Also at risk, of course, is the economy — you know, the one that’s been so hale and hearty of late. If you recall the effect of the SARS outbreak a few years ago on the Toronto economy — airports and businesses shut-down, people afraid to leave their homes — the same thing could happen on a larger scale if this progresses. Currently the WHO is studying whether it should raise the pandemic alert from level 3 to level 4 or 5, which would trigger national pandemic response plans that include travel restrictions, border closures, prohibitions on public gatherings (such as sporting events) and would issue drugs to front-line health responders.
The US has declared a Public Health Emergency – one step below the implementation of its full pandemic response plan. Many other countries are likely to ramp up their response measures soon.
More information is available on-line from the World Health Organization and the Centers for Disease Control. You can also review the series of posts I did on Avian Flu a few years back as these are still relevant. As I wrote then: by all means, come to your own conclusions. At the least I think you’ll find this subject is food for thought – and prayer.

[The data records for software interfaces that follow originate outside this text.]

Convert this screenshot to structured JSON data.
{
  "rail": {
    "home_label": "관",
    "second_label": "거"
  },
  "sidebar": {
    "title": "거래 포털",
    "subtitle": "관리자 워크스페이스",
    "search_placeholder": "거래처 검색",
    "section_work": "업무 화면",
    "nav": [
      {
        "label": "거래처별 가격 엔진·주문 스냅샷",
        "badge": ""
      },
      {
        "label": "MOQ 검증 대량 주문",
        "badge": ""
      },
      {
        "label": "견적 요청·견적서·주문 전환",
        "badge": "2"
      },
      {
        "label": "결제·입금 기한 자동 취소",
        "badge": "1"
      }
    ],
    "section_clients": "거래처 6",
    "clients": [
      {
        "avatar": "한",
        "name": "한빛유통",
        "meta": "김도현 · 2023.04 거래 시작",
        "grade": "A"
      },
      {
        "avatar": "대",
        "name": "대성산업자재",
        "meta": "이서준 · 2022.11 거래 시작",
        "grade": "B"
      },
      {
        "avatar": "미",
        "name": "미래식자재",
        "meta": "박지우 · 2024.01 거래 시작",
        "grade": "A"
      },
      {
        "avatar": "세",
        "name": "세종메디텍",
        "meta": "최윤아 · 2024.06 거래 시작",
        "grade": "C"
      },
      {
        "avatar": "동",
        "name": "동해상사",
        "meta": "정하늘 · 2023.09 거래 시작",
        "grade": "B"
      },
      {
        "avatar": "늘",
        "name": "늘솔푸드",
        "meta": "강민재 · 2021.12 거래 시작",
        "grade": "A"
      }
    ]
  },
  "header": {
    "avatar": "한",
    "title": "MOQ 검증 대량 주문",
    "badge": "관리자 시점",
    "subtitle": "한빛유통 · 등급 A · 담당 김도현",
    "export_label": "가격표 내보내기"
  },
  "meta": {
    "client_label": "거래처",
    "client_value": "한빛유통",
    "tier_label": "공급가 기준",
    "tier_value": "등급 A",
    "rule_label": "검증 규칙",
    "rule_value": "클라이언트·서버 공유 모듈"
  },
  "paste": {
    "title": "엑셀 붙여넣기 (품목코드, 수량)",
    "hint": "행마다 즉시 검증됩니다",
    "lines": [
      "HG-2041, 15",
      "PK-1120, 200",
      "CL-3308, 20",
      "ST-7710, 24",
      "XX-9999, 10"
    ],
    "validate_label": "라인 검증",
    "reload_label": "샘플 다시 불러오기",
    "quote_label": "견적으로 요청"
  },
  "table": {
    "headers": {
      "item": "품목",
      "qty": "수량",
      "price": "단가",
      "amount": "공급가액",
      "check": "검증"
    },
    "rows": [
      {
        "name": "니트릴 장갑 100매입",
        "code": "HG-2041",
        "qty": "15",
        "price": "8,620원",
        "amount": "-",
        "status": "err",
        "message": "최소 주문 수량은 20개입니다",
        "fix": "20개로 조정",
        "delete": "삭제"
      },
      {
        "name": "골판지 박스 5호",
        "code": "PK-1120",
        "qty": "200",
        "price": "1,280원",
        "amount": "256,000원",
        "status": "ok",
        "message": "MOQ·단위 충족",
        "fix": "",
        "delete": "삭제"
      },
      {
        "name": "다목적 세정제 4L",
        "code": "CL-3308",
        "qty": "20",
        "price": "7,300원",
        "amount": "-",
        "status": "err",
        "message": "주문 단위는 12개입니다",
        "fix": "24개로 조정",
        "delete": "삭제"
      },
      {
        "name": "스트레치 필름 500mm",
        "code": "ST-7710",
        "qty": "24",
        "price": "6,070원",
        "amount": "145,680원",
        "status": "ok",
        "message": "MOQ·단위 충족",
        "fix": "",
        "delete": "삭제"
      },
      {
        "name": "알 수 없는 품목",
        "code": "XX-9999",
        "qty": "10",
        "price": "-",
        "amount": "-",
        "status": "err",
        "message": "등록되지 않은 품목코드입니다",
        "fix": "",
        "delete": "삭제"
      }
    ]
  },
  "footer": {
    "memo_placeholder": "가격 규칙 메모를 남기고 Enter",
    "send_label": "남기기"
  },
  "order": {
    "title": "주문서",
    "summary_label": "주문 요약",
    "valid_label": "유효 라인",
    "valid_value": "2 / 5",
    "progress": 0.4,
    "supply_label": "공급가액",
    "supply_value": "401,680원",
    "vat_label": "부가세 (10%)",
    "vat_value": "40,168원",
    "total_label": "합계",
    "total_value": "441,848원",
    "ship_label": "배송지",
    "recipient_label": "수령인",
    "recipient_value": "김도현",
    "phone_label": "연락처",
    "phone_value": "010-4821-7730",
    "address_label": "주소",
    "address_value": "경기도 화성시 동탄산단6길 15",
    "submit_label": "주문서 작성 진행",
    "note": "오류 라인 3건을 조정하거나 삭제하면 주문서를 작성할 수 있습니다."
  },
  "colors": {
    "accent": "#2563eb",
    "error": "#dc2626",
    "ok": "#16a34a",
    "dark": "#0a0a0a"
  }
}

The WHO has raised the Pandemic Alert to Phase 5 (evidence of of significant human-to-human transmission). Phase 6 is the highest alert and describes a pandemic situation (featuring “efficient and sustained widespread human-to-human transmission).